*** Opening Supplied material ***

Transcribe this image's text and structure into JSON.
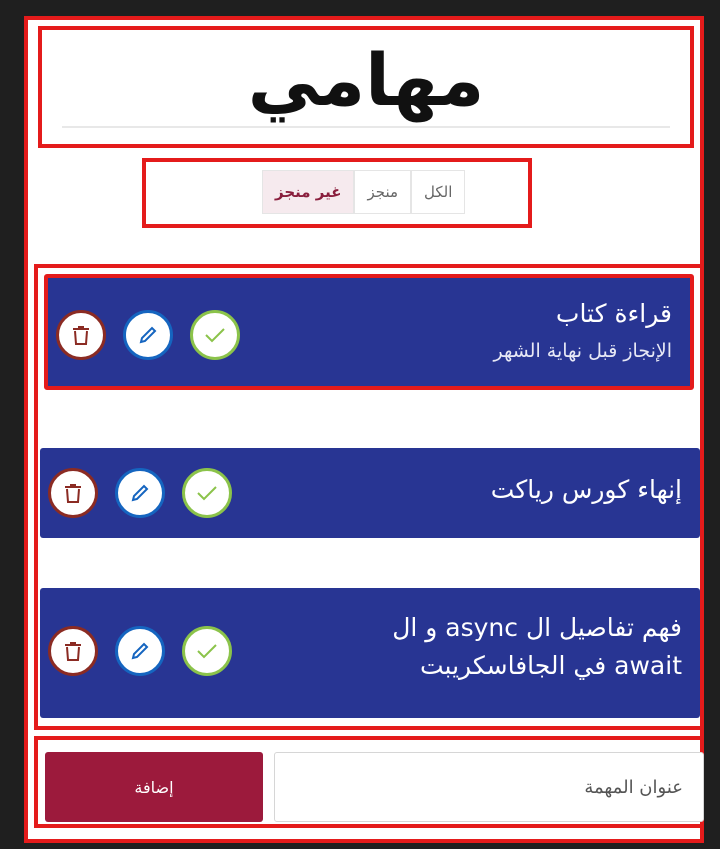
{
  "header": {
    "title": "مهامي"
  },
  "filters": {
    "all": "الكل",
    "done": "منجز",
    "not_done": "غير منجز",
    "active": "not_done"
  },
  "tasks": [
    {
      "title": "قراءة كتاب",
      "description": "الإنجاز قبل نهاية الشهر"
    },
    {
      "title": "إنهاء كورس رياكت",
      "description": ""
    },
    {
      "title": "فهم تفاصيل ال async و ال",
      "title_line2": "await في الجافاسكريبت",
      "description": ""
    }
  ],
  "add_form": {
    "input_placeholder": "عنوان المهمة",
    "button_label": "إضافة"
  },
  "colors": {
    "highlight": "#e41b1b",
    "task_background": "#283593",
    "add_button": "#9c1a3c",
    "delete": "#8b2b23",
    "edit": "#1565c0",
    "complete": "#8bc34a"
  },
  "icons": [
    "trash-icon",
    "pencil-icon",
    "check-icon"
  ]
}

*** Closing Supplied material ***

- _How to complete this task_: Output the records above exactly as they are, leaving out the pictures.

- _Your solution_:
Transcribe this image's text and structure into JSON.
{
  "header": {
    "title": "مهامي"
  },
  "filters": {
    "all": "الكل",
    "done": "منجز",
    "not_done": "غير منجز",
    "active": "not_done"
  },
  "tasks": [
    {
      "title": "قراءة كتاب",
      "description": "الإنجاز قبل نهاية الشهر"
    },
    {
      "title": "إنهاء كورس رياكت",
      "description": ""
    },
    {
      "title": "فهم تفاصيل ال async و ال",
      "title_line2": "await في الجافاسكريبت",
      "description": ""
    }
  ],
  "add_form": {
    "input_placeholder": "عنوان المهمة",
    "button_label": "إضافة"
  },
  "colors": {
    "highlight": "#e41b1b",
    "task_background": "#283593",
    "add_button": "#9c1a3c",
    "delete": "#8b2b23",
    "edit": "#1565c0",
    "complete": "#8bc34a"
  },
  "icons": [
    "trash-icon",
    "pencil-icon",
    "check-icon"
  ]
}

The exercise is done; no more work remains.